Director Joe Wright is an unlikely choice for this popcorn thriller, having previously directed Ronan to an Oscar nomination in Atonement and being known for similarly serious, highbrow, awards-bait films like Pride & Prejudice. In contrast with the garish comic-book approach of Kick-Ass and the high-camp burlesque tone of Sucker Punch, Wright films Hanna in a vérité style, as if it were one of the Bourne movies. That’s a smart way to distinguish this movie from the others. What it fails to do is generate the fairy-tale atmosphere that the film appears to be going for. Seth Lochhead and David Farr’s script makes a few gestures toward being a cracked parable about kids leaving the nest, but it’s not nearly worked out enough. Wright injects a few surreal visual touches during the climax at an abandoned amusement park, with Hanna running through a room filled with giant mushrooms and across a row of boats shaped like swans. Still, reconciling the demands of a realistic action-thriller and a children’s fable proves to be too much for the imagination of these filmmakers.
Even just in terms of pure action, Wright doesn’t really have the instincts for this sort of thing. He does pull off a sequence with Erik dispatching a bunch of assassins in the Berlin subway in a single tracking shot, but his fight sequences generally lack the bravura and fluidity that we’ve seen elsewhere recently. The director bungles the emotional content of the fights as well as the physical element. Thriller audiences are primed to expect the confrontations between Erik and a fey blond German hit man (Tom Hollander) and the final scene between Hanna and Marissa to be epic smackdowns. Wright doesn’t seem to know this and disposes of these in disappointingly perfunctory fashion.
Good thing the onscreen talent is so personable. Working in a vaguely mittel-Europe accent, Ronan holds the screen effortlessly in the action parts, but she also blends easily into the ensemble in the movie’s frankly hilarious middle section, in which Hanna hitches a ride with a wandering bohemian British family of four. Hanna’s dealings with them are her first taste of ordinary human interaction, and Ronan is funny reacting in a stoic and understated way to the touchy-feely parents (Jason Flemyng and Olivia Williams). Hanna also forms one of those intense teenage-girl friendships with Sophie (Jessica Barden), their daughter who’s Hanna’s age.
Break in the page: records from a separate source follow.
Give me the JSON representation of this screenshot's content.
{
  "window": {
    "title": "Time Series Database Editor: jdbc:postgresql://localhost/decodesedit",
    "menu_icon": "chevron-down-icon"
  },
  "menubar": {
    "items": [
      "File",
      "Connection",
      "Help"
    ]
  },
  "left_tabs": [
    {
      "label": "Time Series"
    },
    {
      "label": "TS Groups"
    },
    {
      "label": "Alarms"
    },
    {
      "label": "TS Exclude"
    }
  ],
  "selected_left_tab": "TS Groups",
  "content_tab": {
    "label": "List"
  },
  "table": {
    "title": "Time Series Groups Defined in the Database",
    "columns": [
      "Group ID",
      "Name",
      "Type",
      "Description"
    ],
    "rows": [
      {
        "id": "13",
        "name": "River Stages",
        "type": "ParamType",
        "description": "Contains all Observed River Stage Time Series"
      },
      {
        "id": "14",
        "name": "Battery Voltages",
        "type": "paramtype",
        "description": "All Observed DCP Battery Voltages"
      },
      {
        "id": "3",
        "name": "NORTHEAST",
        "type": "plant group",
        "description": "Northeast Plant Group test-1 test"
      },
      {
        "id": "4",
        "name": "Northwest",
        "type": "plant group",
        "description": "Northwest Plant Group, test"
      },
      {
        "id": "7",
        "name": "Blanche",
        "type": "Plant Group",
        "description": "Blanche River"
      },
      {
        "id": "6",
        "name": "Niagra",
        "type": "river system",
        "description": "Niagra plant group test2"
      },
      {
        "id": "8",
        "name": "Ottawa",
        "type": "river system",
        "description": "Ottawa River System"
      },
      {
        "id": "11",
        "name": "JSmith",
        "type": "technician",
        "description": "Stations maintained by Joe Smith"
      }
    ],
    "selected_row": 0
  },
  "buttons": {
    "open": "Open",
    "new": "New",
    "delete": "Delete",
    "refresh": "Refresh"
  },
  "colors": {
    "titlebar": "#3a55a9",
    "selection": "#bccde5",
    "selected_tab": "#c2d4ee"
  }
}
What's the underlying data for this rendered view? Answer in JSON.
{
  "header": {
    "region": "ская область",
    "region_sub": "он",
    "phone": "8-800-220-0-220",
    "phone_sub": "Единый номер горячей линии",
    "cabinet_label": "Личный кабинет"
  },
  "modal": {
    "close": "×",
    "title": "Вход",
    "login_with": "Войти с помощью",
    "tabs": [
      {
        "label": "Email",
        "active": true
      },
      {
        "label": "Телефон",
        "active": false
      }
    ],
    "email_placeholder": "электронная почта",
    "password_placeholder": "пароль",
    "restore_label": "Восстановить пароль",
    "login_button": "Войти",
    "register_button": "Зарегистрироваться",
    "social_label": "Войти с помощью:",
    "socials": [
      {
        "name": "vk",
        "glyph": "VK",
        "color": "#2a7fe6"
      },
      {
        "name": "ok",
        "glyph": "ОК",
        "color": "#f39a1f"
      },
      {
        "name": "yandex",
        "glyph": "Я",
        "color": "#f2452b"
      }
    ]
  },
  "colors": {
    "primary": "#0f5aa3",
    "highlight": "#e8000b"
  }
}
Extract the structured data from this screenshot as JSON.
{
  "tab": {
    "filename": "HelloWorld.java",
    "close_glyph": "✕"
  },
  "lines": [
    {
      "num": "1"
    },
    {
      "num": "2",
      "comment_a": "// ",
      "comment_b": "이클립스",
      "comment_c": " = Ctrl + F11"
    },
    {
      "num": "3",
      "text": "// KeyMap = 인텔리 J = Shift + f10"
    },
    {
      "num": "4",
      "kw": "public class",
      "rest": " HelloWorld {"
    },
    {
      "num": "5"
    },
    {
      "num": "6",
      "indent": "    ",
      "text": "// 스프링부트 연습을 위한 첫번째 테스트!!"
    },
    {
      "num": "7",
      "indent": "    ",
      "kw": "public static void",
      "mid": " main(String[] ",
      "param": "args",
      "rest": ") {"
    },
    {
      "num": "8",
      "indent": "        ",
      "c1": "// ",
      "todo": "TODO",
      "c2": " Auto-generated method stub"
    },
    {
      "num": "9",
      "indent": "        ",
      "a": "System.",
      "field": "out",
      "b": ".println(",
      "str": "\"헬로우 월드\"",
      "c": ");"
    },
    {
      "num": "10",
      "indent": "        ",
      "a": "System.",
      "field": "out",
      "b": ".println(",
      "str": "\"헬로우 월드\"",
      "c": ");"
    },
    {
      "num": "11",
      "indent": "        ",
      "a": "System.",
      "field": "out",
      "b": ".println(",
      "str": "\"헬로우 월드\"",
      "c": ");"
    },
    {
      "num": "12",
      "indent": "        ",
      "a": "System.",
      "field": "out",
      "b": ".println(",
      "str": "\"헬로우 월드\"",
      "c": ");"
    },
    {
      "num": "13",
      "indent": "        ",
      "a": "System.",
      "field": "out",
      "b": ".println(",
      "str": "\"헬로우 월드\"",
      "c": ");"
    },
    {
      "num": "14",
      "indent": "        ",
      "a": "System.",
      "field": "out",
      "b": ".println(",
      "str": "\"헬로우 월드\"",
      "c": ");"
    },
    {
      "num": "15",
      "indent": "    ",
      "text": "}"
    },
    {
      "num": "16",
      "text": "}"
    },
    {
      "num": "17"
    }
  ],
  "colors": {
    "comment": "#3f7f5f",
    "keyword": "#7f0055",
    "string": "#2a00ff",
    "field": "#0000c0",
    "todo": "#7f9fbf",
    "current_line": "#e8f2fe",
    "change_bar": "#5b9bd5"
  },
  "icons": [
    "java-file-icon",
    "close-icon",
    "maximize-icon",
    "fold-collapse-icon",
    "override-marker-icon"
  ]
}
Ronan and Barden make a nifty comedy team as the ultra-girly Sophie regales the poorly socialized Hanna with her opinionated musings on pop culture and the world. (A sample line, delivered in one breath: “I’d like to be a lesbian but not one of those fat ones, one of those supermodel-looking ones, but I think I’d only hold hands with my girlfriend, and I’d probably marry a man.”) This relationship seems thrown in at random, like too much else in the movie. It’s also thoroughly delightful, like too little else in the movie, and it’s the one thing worth salvaging from this intriguing failure.
Starring Saoirse Ronan and Cate Blanchett. Directed by Joe Wright. Written by Seth Lochhead and David Farr. Rated PG-13.